#### REQUIREMENT:
The expected output is each line from the one containing "Output a JSON" to the last line of the data below, set down exactly, minus the pictures.
----- MATERIAL FOR THE TASK -----
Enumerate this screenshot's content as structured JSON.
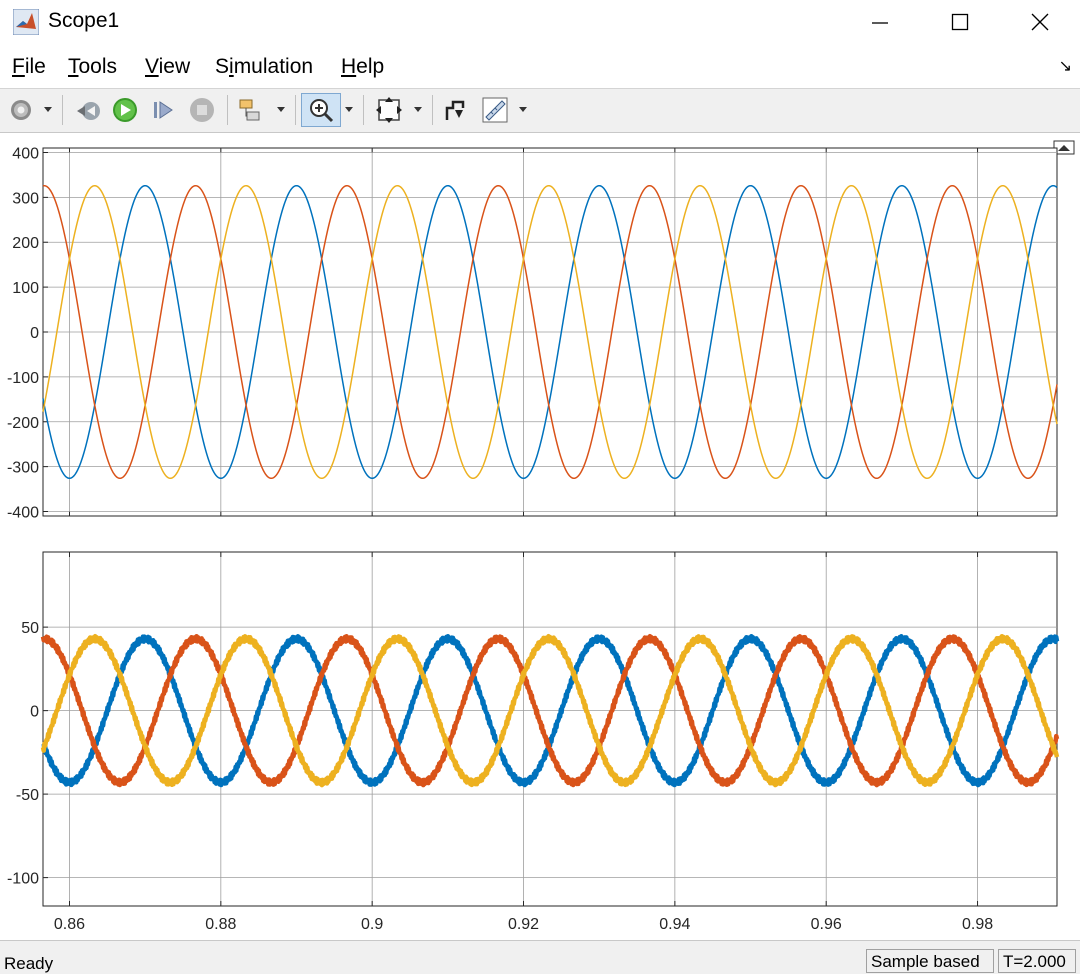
{
  "window": {
    "title": "Scope1"
  },
  "menu": {
    "items": [
      {
        "label": "File",
        "accel": "F",
        "rest": "ile"
      },
      {
        "label": "Tools",
        "accel": "T",
        "rest": "ools"
      },
      {
        "label": "View",
        "accel": "V",
        "rest": "iew"
      },
      {
        "label": "Simulation",
        "accel": "i",
        "pre": "S",
        "rest": "mulation"
      },
      {
        "label": "Help",
        "accel": "H",
        "rest": "elp"
      }
    ]
  },
  "toolbar": {
    "icons": [
      "settings-icon",
      "step-back-icon",
      "run-icon",
      "step-forward-icon",
      "stop-icon",
      "highlight-block-icon",
      "zoom-in-icon",
      "autoscale-icon",
      "write-data-icon",
      "measure-icon"
    ]
  },
  "status": {
    "ready": "Ready",
    "sample": "Sample based",
    "time": "T=2.000"
  },
  "colors": {
    "phase_a": "#0072BD",
    "phase_b": "#D95319",
    "phase_c": "#EDB120"
  },
  "chart_data": [
    {
      "type": "line",
      "title": "",
      "xlabel": "",
      "ylabel": "",
      "xlim": [
        0.8565,
        0.9905
      ],
      "ylim": [
        -410,
        410
      ],
      "yticks": [
        -400,
        -300,
        -200,
        -100,
        0,
        100,
        200,
        300,
        400
      ],
      "ytick_labels": [
        "-400",
        "-300",
        "-200",
        "-100",
        "0",
        "100",
        "200",
        "300",
        "400"
      ],
      "xticks": [
        0.86,
        0.88,
        0.9,
        0.92,
        0.94,
        0.96,
        0.98
      ],
      "grid": true,
      "frequency_hz": 50,
      "series": [
        {
          "amplitude": 326,
          "phase_deg": -90,
          "color": "#0072BD"
        },
        {
          "amplitude": 326,
          "phase_deg": 150,
          "color": "#D95319"
        },
        {
          "amplitude": 326,
          "phase_deg": 30,
          "color": "#EDB120"
        }
      ]
    },
    {
      "type": "line",
      "title": "",
      "xlabel": "",
      "ylabel": "",
      "xlim": [
        0.8565,
        0.9905
      ],
      "ylim": [
        -117,
        95
      ],
      "yticks": [
        -100,
        -50,
        0,
        50
      ],
      "ytick_labels": [
        "-100",
        "-50",
        "0",
        "50"
      ],
      "xticks": [
        0.86,
        0.88,
        0.9,
        0.92,
        0.94,
        0.96,
        0.98
      ],
      "xtick_labels": [
        "0.86",
        "0.88",
        "0.9",
        "0.92",
        "0.94",
        "0.96",
        "0.98"
      ],
      "grid": true,
      "frequency_hz": 50,
      "series": [
        {
          "amplitude": 43,
          "phase_deg": -90,
          "color": "#0072BD"
        },
        {
          "amplitude": 43,
          "phase_deg": 150,
          "color": "#D95319"
        },
        {
          "amplitude": 43,
          "phase_deg": 30,
          "color": "#EDB120"
        }
      ]
    }
  ]
}
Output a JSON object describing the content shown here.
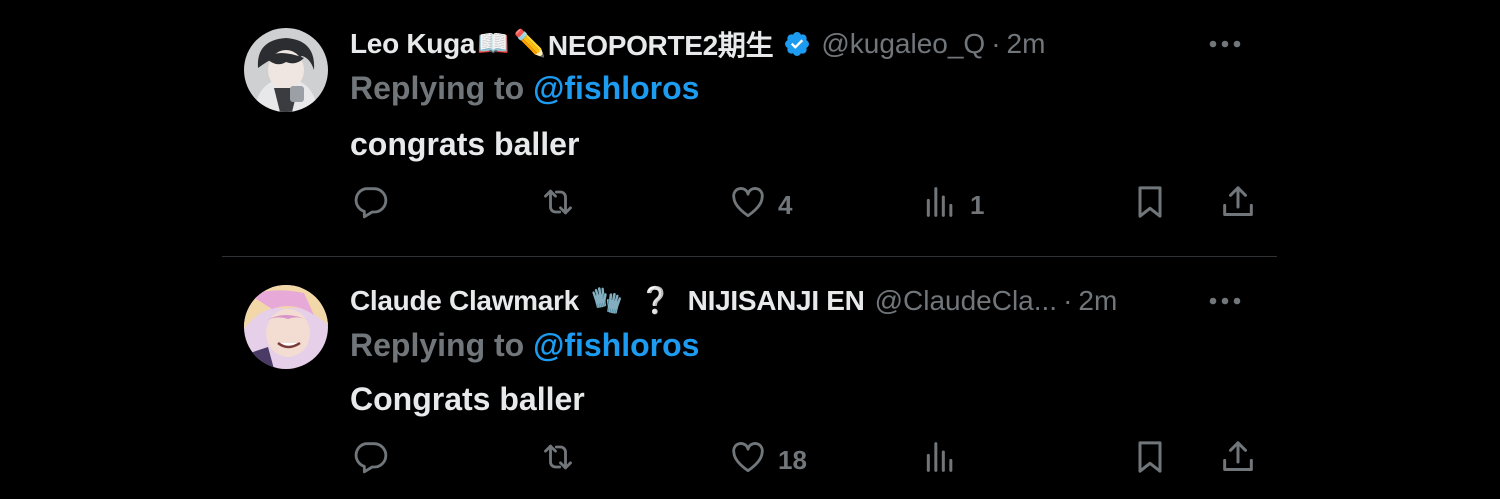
{
  "posts": [
    {
      "name_main": "Leo Kuga",
      "name_emoji_1": "📖",
      "name_emoji_2": "✏️",
      "name_suffix": "NEOPORTE2期生",
      "handle": "@kugaleo_Q",
      "dot": "·",
      "time": "2m",
      "replying_prefix": "Replying to",
      "replying_handle": "@fishloros",
      "text": "congrats baller",
      "likes": "4",
      "views": "1",
      "verified": true
    },
    {
      "name_main": "Claude Clawmark",
      "name_emoji_1": "🧤",
      "name_emoji_2": "❔",
      "name_suffix": "NIJISANJI EN",
      "handle": "@ClaudeCla...",
      "dot": "·",
      "time": "2m",
      "replying_prefix": "Replying to",
      "replying_handle": "@fishloros",
      "text": "Congrats baller",
      "likes": "18",
      "views": ""
    }
  ],
  "colors": {
    "background": "#000000",
    "text": "#e7e9ea",
    "muted": "#71767b",
    "accent": "#1d9bf0"
  },
  "icons": [
    "reply-icon",
    "repost-icon",
    "like-icon",
    "views-icon",
    "bookmark-icon",
    "share-icon",
    "more-icon",
    "verified-icon"
  ]
}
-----
#### SOLUTION TO THE EXERCISE:
Output a JSON object describing the content shown here.
{
  "posts": [
    {
      "name_main": "Leo Kuga",
      "name_emoji_1": "📖",
      "name_emoji_2": "✏️",
      "name_suffix": "NEOPORTE2期生",
      "handle": "@kugaleo_Q",
      "dot": "·",
      "time": "2m",
      "replying_prefix": "Replying to",
      "replying_handle": "@fishloros",
      "text": "congrats baller",
      "likes": "4",
      "views": "1",
      "verified": true
    },
    {
      "name_main": "Claude Clawmark",
      "name_emoji_1": "🧤",
      "name_emoji_2": "❔",
      "name_suffix": "NIJISANJI EN",
      "handle": "@ClaudeCla...",
      "dot": "·",
      "time": "2m",
      "replying_prefix": "Replying to",
      "replying_handle": "@fishloros",
      "text": "Congrats baller",
      "likes": "18",
      "views": ""
    }
  ],
  "colors": {
    "background": "#000000",
    "text": "#e7e9ea",
    "muted": "#71767b",
    "accent": "#1d9bf0"
  },
  "icons": [
    "reply-icon",
    "repost-icon",
    "like-icon",
    "views-icon",
    "bookmark-icon",
    "share-icon",
    "more-icon",
    "verified-icon"
  ]
}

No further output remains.